Sexual trafficking is more than a crime or migration issue, it is a fundamental human rights issue, and, in many respects, it is a manifestation of persistent gender inequality and a symptom of the subordinate status of women globally. Around the world most trafficked people are women and children, data provided by the United Nations Office on Drugs and Crime suggested that globally 70% of trafficked people were female (49% women and 21% girls). Surprisingly the same report identified that many of the traffickers were themselves women and that in some parts of the world women trafficking women was held to be the norm.
Trafficking has a harrowing effect on the mental, emotional and physical wellbeing of the women and girls ensnared in its web. Beyond the physical abuse, trafficked women suffer extreme emotional stress, including shame, grief, fear, distrust and suicidal thoughts. Victims often experience post-traumatic stress disorder, and with that, acute anxiety, depression and insomnia. Many victims turn to drugs and alcohol to numb the pain.
Sex trafficking also promotes societal breakdown by removing women and girls from their families and communities. Trafficking fuels organized crime groups that usually participate in many other illegal activities, including drug and weapons trafficking and money laundering. It negatively impacts local and national labour markets, due to the loss of human resources and burdens public health systems. It erodes government authority, encourages widespread corruption, and threatens the security of vulnerable populations.
Victims of trafficking for forced labour lose their freedom, becoming modern-day slaves. They usually experience permanent physical and psychological harm, isolation from families and communities, reduced opportunities for personal development, and restricted movement. Victims are often wary of law enforcement and psychologically dependent on their traffickers. Child victims are denied educational access, which reinforces the cycle of poverty and illiteracy.

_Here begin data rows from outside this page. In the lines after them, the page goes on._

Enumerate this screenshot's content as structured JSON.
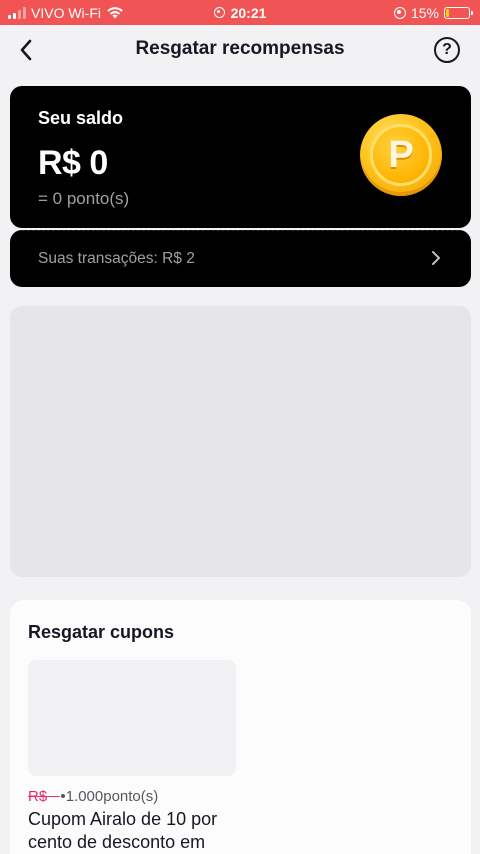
{
  "status_bar": {
    "carrier": "VIVO Wi-Fi",
    "time": "20:21",
    "battery_percent": "15%",
    "battery_level": 0.15,
    "background_color": "#f05454"
  },
  "header": {
    "title": "Resgatar recompensas",
    "back_icon": "back-arrow-icon",
    "help_icon": "help-circle-icon",
    "help_glyph": "?"
  },
  "balance": {
    "label": "Seu saldo",
    "amount": "R$ 0",
    "points": "= 0 ponto(s)",
    "coin_letter": "P",
    "card_color": "#000000",
    "coin_color": "#ffc21a"
  },
  "transactions": {
    "label": "Suas transações: R$ 2",
    "chevron_icon": "chevron-right-icon"
  },
  "coupons": {
    "title": "Resgatar cupons",
    "items": [
      {
        "old_price": "R$",
        "points_price": "1.000ponto(s)",
        "name": "Cupom Airalo de 10 por cento de desconto em"
      }
    ]
  }
}
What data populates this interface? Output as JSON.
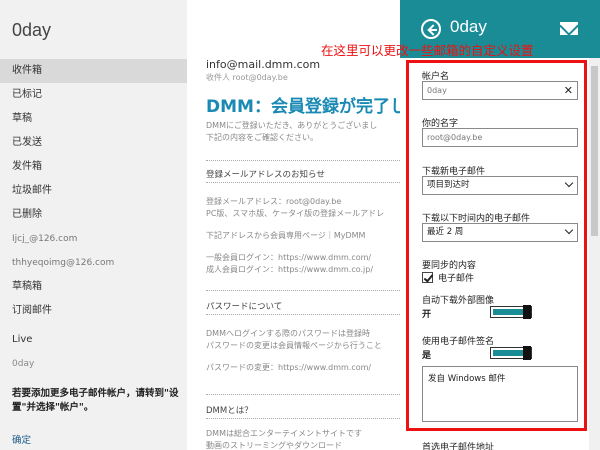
{
  "left": {
    "account_title": "0day",
    "folders": [
      {
        "label": "收件箱",
        "selected": true
      },
      {
        "label": "已标记"
      },
      {
        "label": "草稿"
      },
      {
        "label": "已发送"
      },
      {
        "label": "发件箱"
      },
      {
        "label": "垃圾邮件"
      },
      {
        "label": "已删除"
      },
      {
        "label": "Ijcj_@126.com",
        "blurry": true
      },
      {
        "label": "thhyeqoimg@126.com",
        "blurry": true
      },
      {
        "label": "草稿箱"
      },
      {
        "label": "订阅邮件"
      }
    ],
    "accounts": [
      {
        "label": "Live"
      },
      {
        "label": "0day",
        "blurry": true
      }
    ],
    "hint": "若要添加更多电子邮件帐户，请转到\"设置\"并选择\"帐户\"。",
    "ok_label": "确定"
  },
  "message": {
    "from": "info@mail.dmm.com",
    "to": "收件人 root@0day.be",
    "subject": "DMM：会員登録が完了し",
    "intro_1": "DMMにご登録いただき、ありがとうございまし",
    "intro_2": "下記の内容をご確認ください。",
    "section_1": "登録メールアドレスのお知らせ",
    "s1_line_1": "登録メールアドレス：root@0day.be",
    "s1_line_2": "PC版、スマホ版、ケータイ版の登録メールアドレ",
    "s1_line_3": "下記アドレスから会員専用ページ｜MyDMM",
    "s1_line_4": "一般会員ログイン：https://www.dmm.com/",
    "s1_line_5": "成人会員ログイン：https://www.dmm.co.jp/",
    "section_2": "パスワードについて",
    "s2_line_1": "DMMへログインする際のパスワードは登録時",
    "s2_line_2": "パスワードの変更は会員情報ページから行うこと",
    "s2_line_3": "パスワードの変更：https://www.dmm.com/",
    "section_3": "DMMとは？",
    "s3_line_1": "DMMは総合エンターテイメントサイトです",
    "s3_line_2": "動画のストリーミングやダウンロード"
  },
  "settings": {
    "title": "0day",
    "annotation": "在这里可以更改一些邮箱的自定义设置",
    "account_name_label": "帐户名",
    "account_name_value": "0day",
    "your_name_label": "你的名字",
    "your_name_value": "root@0day.be",
    "download_new_label": "下载新电子邮件",
    "download_new_value": "项目到达时",
    "download_range_label": "下载以下时间内的电子邮件",
    "download_range_value": "最近 2 周",
    "sync_label": "要同步的内容",
    "sync_email_label": "电子邮件",
    "auto_images_label": "自动下载外部图像",
    "auto_images_state": "开",
    "auto_images_on": true,
    "signature_label": "使用电子邮件签名",
    "signature_state": "是",
    "signature_on": true,
    "signature_text": "发自 Windows 邮件",
    "bottom_label": "首选电子邮件地址",
    "colors": {
      "accent": "#1a8c96",
      "annotation": "#e11111"
    }
  }
}
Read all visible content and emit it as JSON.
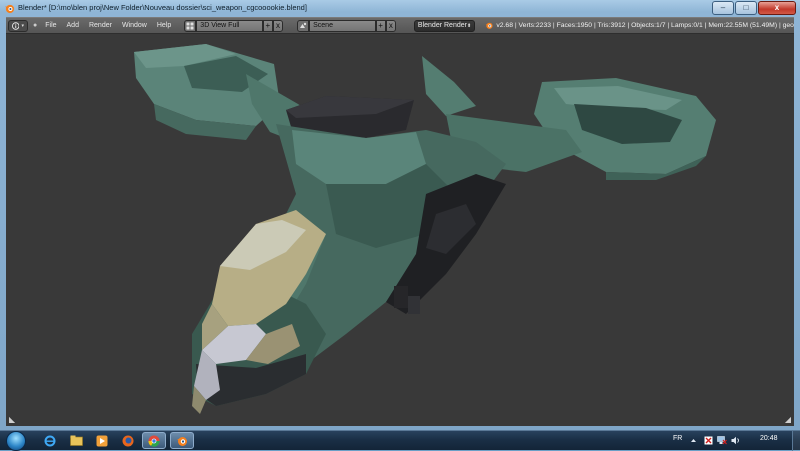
{
  "window": {
    "title": "Blender* [D:\\mo\\blen proj\\New Folder\\Nouveau dossier\\sci_weapon_cgcooookie.blend]",
    "minimize": "–",
    "maximize": "□",
    "close": "x"
  },
  "header": {
    "menus": [
      "File",
      "Add",
      "Render",
      "Window",
      "Help"
    ],
    "screen_layout": "3D View Full",
    "scene": "Scene",
    "render_engine": "Blender Render",
    "plus": "+",
    "x": "x",
    "stats": "v2.68 | Verts:2233 | Faces:1950 | Tris:3912 | Objects:1/7 | Lamps:0/1 | Mem:22.55M (51.49M) | geo"
  },
  "taskbar": {
    "language": "FR",
    "time": "20:48"
  },
  "colors": {
    "viewport_bg": "#393939",
    "hull_green": "#4e7468",
    "hull_dark": "#2a2a2e",
    "cockpit_tan": "#b7ae86",
    "cockpit_light": "#c7c8d2"
  },
  "icons": [
    "blender-logo-icon",
    "info-editor-icon",
    "screen-layout-icon",
    "scene-icon",
    "start-orb-icon",
    "ie-icon",
    "explorer-icon",
    "media-player-icon",
    "firefox-icon",
    "chrome-icon",
    "blender-taskbar-icon",
    "flag-icon",
    "network-icon",
    "volume-icon"
  ]
}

Human trafficking is modern day slavery and it is alive and well in the Turks and Caicos Islands. Recently a multi-agency task force has conducted raids across Providenciales and the allegations of many women who have been kept isolated and sexually exploited throughout the island have been rescued. It is to be hoped that the authorities, Police and Immigration, will be carrying out intensive investigations into those responsible for these alleged offences
and that they will eventually be brought to justice.
Everyone has the potential to identify a trafficked person. While victims may sometimes be kept behind locked doors in homes or brothels, they are often hidden right in front of us at, for example, construction sites, restaurants, elder care centres, nail salons, agricultural fields, and hotels. Traffickers’ use of coercion – such as threats of deportation and harm to the victim or their family members – is so powerful that even if you reach out to victims, they may be too fearful to accept your help. Knowing indicators of human trafficking will help you act on your gut feeling that something is wrong and report it to the RTCIPF Sexual Offences Unit or the Offices of the Human Rights Commission.
Human Trafficking Indicators
While not an exhaustive list, these are some key red flags that could alert you to a potential trafficking situation that should be reported:
It is the responsibility of every one of us to assist the authorities in stamping out this sinister crime.
Release: Human Rights Commission